_EXERCISE DETAILS_:
Print all the data that follows exactly, images excluded.

_SUPPLIED ENTRIES_:
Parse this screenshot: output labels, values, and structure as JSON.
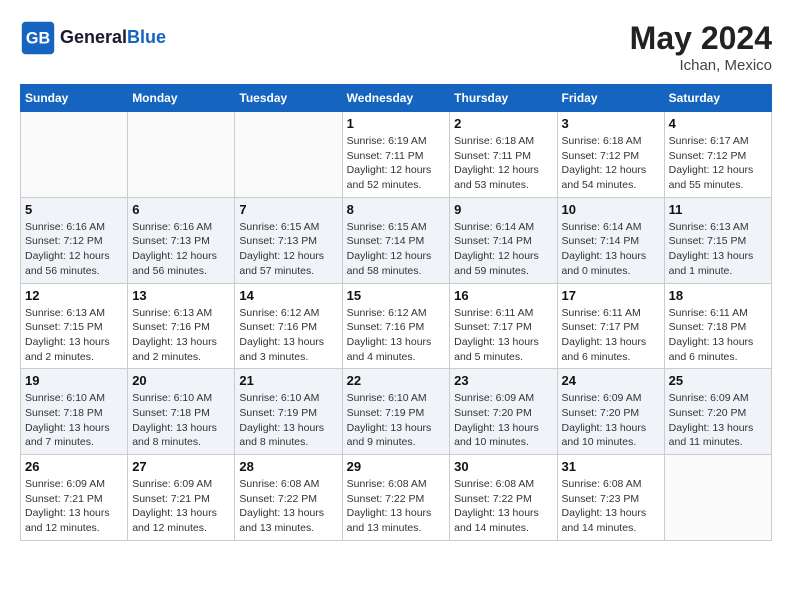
{
  "header": {
    "logo_general": "General",
    "logo_blue": "Blue",
    "month_year": "May 2024",
    "location": "Ichan, Mexico"
  },
  "weekdays": [
    "Sunday",
    "Monday",
    "Tuesday",
    "Wednesday",
    "Thursday",
    "Friday",
    "Saturday"
  ],
  "weeks": [
    [
      {
        "day": "",
        "info": ""
      },
      {
        "day": "",
        "info": ""
      },
      {
        "day": "",
        "info": ""
      },
      {
        "day": "1",
        "info": "Sunrise: 6:19 AM\nSunset: 7:11 PM\nDaylight: 12 hours and 52 minutes."
      },
      {
        "day": "2",
        "info": "Sunrise: 6:18 AM\nSunset: 7:11 PM\nDaylight: 12 hours and 53 minutes."
      },
      {
        "day": "3",
        "info": "Sunrise: 6:18 AM\nSunset: 7:12 PM\nDaylight: 12 hours and 54 minutes."
      },
      {
        "day": "4",
        "info": "Sunrise: 6:17 AM\nSunset: 7:12 PM\nDaylight: 12 hours and 55 minutes."
      }
    ],
    [
      {
        "day": "5",
        "info": "Sunrise: 6:16 AM\nSunset: 7:12 PM\nDaylight: 12 hours and 56 minutes."
      },
      {
        "day": "6",
        "info": "Sunrise: 6:16 AM\nSunset: 7:13 PM\nDaylight: 12 hours and 56 minutes."
      },
      {
        "day": "7",
        "info": "Sunrise: 6:15 AM\nSunset: 7:13 PM\nDaylight: 12 hours and 57 minutes."
      },
      {
        "day": "8",
        "info": "Sunrise: 6:15 AM\nSunset: 7:14 PM\nDaylight: 12 hours and 58 minutes."
      },
      {
        "day": "9",
        "info": "Sunrise: 6:14 AM\nSunset: 7:14 PM\nDaylight: 12 hours and 59 minutes."
      },
      {
        "day": "10",
        "info": "Sunrise: 6:14 AM\nSunset: 7:14 PM\nDaylight: 13 hours and 0 minutes."
      },
      {
        "day": "11",
        "info": "Sunrise: 6:13 AM\nSunset: 7:15 PM\nDaylight: 13 hours and 1 minute."
      }
    ],
    [
      {
        "day": "12",
        "info": "Sunrise: 6:13 AM\nSunset: 7:15 PM\nDaylight: 13 hours and 2 minutes."
      },
      {
        "day": "13",
        "info": "Sunrise: 6:13 AM\nSunset: 7:16 PM\nDaylight: 13 hours and 2 minutes."
      },
      {
        "day": "14",
        "info": "Sunrise: 6:12 AM\nSunset: 7:16 PM\nDaylight: 13 hours and 3 minutes."
      },
      {
        "day": "15",
        "info": "Sunrise: 6:12 AM\nSunset: 7:16 PM\nDaylight: 13 hours and 4 minutes."
      },
      {
        "day": "16",
        "info": "Sunrise: 6:11 AM\nSunset: 7:17 PM\nDaylight: 13 hours and 5 minutes."
      },
      {
        "day": "17",
        "info": "Sunrise: 6:11 AM\nSunset: 7:17 PM\nDaylight: 13 hours and 6 minutes."
      },
      {
        "day": "18",
        "info": "Sunrise: 6:11 AM\nSunset: 7:18 PM\nDaylight: 13 hours and 6 minutes."
      }
    ],
    [
      {
        "day": "19",
        "info": "Sunrise: 6:10 AM\nSunset: 7:18 PM\nDaylight: 13 hours and 7 minutes."
      },
      {
        "day": "20",
        "info": "Sunrise: 6:10 AM\nSunset: 7:18 PM\nDaylight: 13 hours and 8 minutes."
      },
      {
        "day": "21",
        "info": "Sunrise: 6:10 AM\nSunset: 7:19 PM\nDaylight: 13 hours and 8 minutes."
      },
      {
        "day": "22",
        "info": "Sunrise: 6:10 AM\nSunset: 7:19 PM\nDaylight: 13 hours and 9 minutes."
      },
      {
        "day": "23",
        "info": "Sunrise: 6:09 AM\nSunset: 7:20 PM\nDaylight: 13 hours and 10 minutes."
      },
      {
        "day": "24",
        "info": "Sunrise: 6:09 AM\nSunset: 7:20 PM\nDaylight: 13 hours and 10 minutes."
      },
      {
        "day": "25",
        "info": "Sunrise: 6:09 AM\nSunset: 7:20 PM\nDaylight: 13 hours and 11 minutes."
      }
    ],
    [
      {
        "day": "26",
        "info": "Sunrise: 6:09 AM\nSunset: 7:21 PM\nDaylight: 13 hours and 12 minutes."
      },
      {
        "day": "27",
        "info": "Sunrise: 6:09 AM\nSunset: 7:21 PM\nDaylight: 13 hours and 12 minutes."
      },
      {
        "day": "28",
        "info": "Sunrise: 6:08 AM\nSunset: 7:22 PM\nDaylight: 13 hours and 13 minutes."
      },
      {
        "day": "29",
        "info": "Sunrise: 6:08 AM\nSunset: 7:22 PM\nDaylight: 13 hours and 13 minutes."
      },
      {
        "day": "30",
        "info": "Sunrise: 6:08 AM\nSunset: 7:22 PM\nDaylight: 13 hours and 14 minutes."
      },
      {
        "day": "31",
        "info": "Sunrise: 6:08 AM\nSunset: 7:23 PM\nDaylight: 13 hours and 14 minutes."
      },
      {
        "day": "",
        "info": ""
      }
    ]
  ]
}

_SOLVED EXERCISE_:
Parse this screenshot: output labels, values, and structure as JSON.
{
  "header": {
    "logo_general": "General",
    "logo_blue": "Blue",
    "month_year": "May 2024",
    "location": "Ichan, Mexico"
  },
  "weekdays": [
    "Sunday",
    "Monday",
    "Tuesday",
    "Wednesday",
    "Thursday",
    "Friday",
    "Saturday"
  ],
  "weeks": [
    [
      {
        "day": "",
        "info": ""
      },
      {
        "day": "",
        "info": ""
      },
      {
        "day": "",
        "info": ""
      },
      {
        "day": "1",
        "info": "Sunrise: 6:19 AM\nSunset: 7:11 PM\nDaylight: 12 hours and 52 minutes."
      },
      {
        "day": "2",
        "info": "Sunrise: 6:18 AM\nSunset: 7:11 PM\nDaylight: 12 hours and 53 minutes."
      },
      {
        "day": "3",
        "info": "Sunrise: 6:18 AM\nSunset: 7:12 PM\nDaylight: 12 hours and 54 minutes."
      },
      {
        "day": "4",
        "info": "Sunrise: 6:17 AM\nSunset: 7:12 PM\nDaylight: 12 hours and 55 minutes."
      }
    ],
    [
      {
        "day": "5",
        "info": "Sunrise: 6:16 AM\nSunset: 7:12 PM\nDaylight: 12 hours and 56 minutes."
      },
      {
        "day": "6",
        "info": "Sunrise: 6:16 AM\nSunset: 7:13 PM\nDaylight: 12 hours and 56 minutes."
      },
      {
        "day": "7",
        "info": "Sunrise: 6:15 AM\nSunset: 7:13 PM\nDaylight: 12 hours and 57 minutes."
      },
      {
        "day": "8",
        "info": "Sunrise: 6:15 AM\nSunset: 7:14 PM\nDaylight: 12 hours and 58 minutes."
      },
      {
        "day": "9",
        "info": "Sunrise: 6:14 AM\nSunset: 7:14 PM\nDaylight: 12 hours and 59 minutes."
      },
      {
        "day": "10",
        "info": "Sunrise: 6:14 AM\nSunset: 7:14 PM\nDaylight: 13 hours and 0 minutes."
      },
      {
        "day": "11",
        "info": "Sunrise: 6:13 AM\nSunset: 7:15 PM\nDaylight: 13 hours and 1 minute."
      }
    ],
    [
      {
        "day": "12",
        "info": "Sunrise: 6:13 AM\nSunset: 7:15 PM\nDaylight: 13 hours and 2 minutes."
      },
      {
        "day": "13",
        "info": "Sunrise: 6:13 AM\nSunset: 7:16 PM\nDaylight: 13 hours and 2 minutes."
      },
      {
        "day": "14",
        "info": "Sunrise: 6:12 AM\nSunset: 7:16 PM\nDaylight: 13 hours and 3 minutes."
      },
      {
        "day": "15",
        "info": "Sunrise: 6:12 AM\nSunset: 7:16 PM\nDaylight: 13 hours and 4 minutes."
      },
      {
        "day": "16",
        "info": "Sunrise: 6:11 AM\nSunset: 7:17 PM\nDaylight: 13 hours and 5 minutes."
      },
      {
        "day": "17",
        "info": "Sunrise: 6:11 AM\nSunset: 7:17 PM\nDaylight: 13 hours and 6 minutes."
      },
      {
        "day": "18",
        "info": "Sunrise: 6:11 AM\nSunset: 7:18 PM\nDaylight: 13 hours and 6 minutes."
      }
    ],
    [
      {
        "day": "19",
        "info": "Sunrise: 6:10 AM\nSunset: 7:18 PM\nDaylight: 13 hours and 7 minutes."
      },
      {
        "day": "20",
        "info": "Sunrise: 6:10 AM\nSunset: 7:18 PM\nDaylight: 13 hours and 8 minutes."
      },
      {
        "day": "21",
        "info": "Sunrise: 6:10 AM\nSunset: 7:19 PM\nDaylight: 13 hours and 8 minutes."
      },
      {
        "day": "22",
        "info": "Sunrise: 6:10 AM\nSunset: 7:19 PM\nDaylight: 13 hours and 9 minutes."
      },
      {
        "day": "23",
        "info": "Sunrise: 6:09 AM\nSunset: 7:20 PM\nDaylight: 13 hours and 10 minutes."
      },
      {
        "day": "24",
        "info": "Sunrise: 6:09 AM\nSunset: 7:20 PM\nDaylight: 13 hours and 10 minutes."
      },
      {
        "day": "25",
        "info": "Sunrise: 6:09 AM\nSunset: 7:20 PM\nDaylight: 13 hours and 11 minutes."
      }
    ],
    [
      {
        "day": "26",
        "info": "Sunrise: 6:09 AM\nSunset: 7:21 PM\nDaylight: 13 hours and 12 minutes."
      },
      {
        "day": "27",
        "info": "Sunrise: 6:09 AM\nSunset: 7:21 PM\nDaylight: 13 hours and 12 minutes."
      },
      {
        "day": "28",
        "info": "Sunrise: 6:08 AM\nSunset: 7:22 PM\nDaylight: 13 hours and 13 minutes."
      },
      {
        "day": "29",
        "info": "Sunrise: 6:08 AM\nSunset: 7:22 PM\nDaylight: 13 hours and 13 minutes."
      },
      {
        "day": "30",
        "info": "Sunrise: 6:08 AM\nSunset: 7:22 PM\nDaylight: 13 hours and 14 minutes."
      },
      {
        "day": "31",
        "info": "Sunrise: 6:08 AM\nSunset: 7:23 PM\nDaylight: 13 hours and 14 minutes."
      },
      {
        "day": "",
        "info": ""
      }
    ]
  ]
}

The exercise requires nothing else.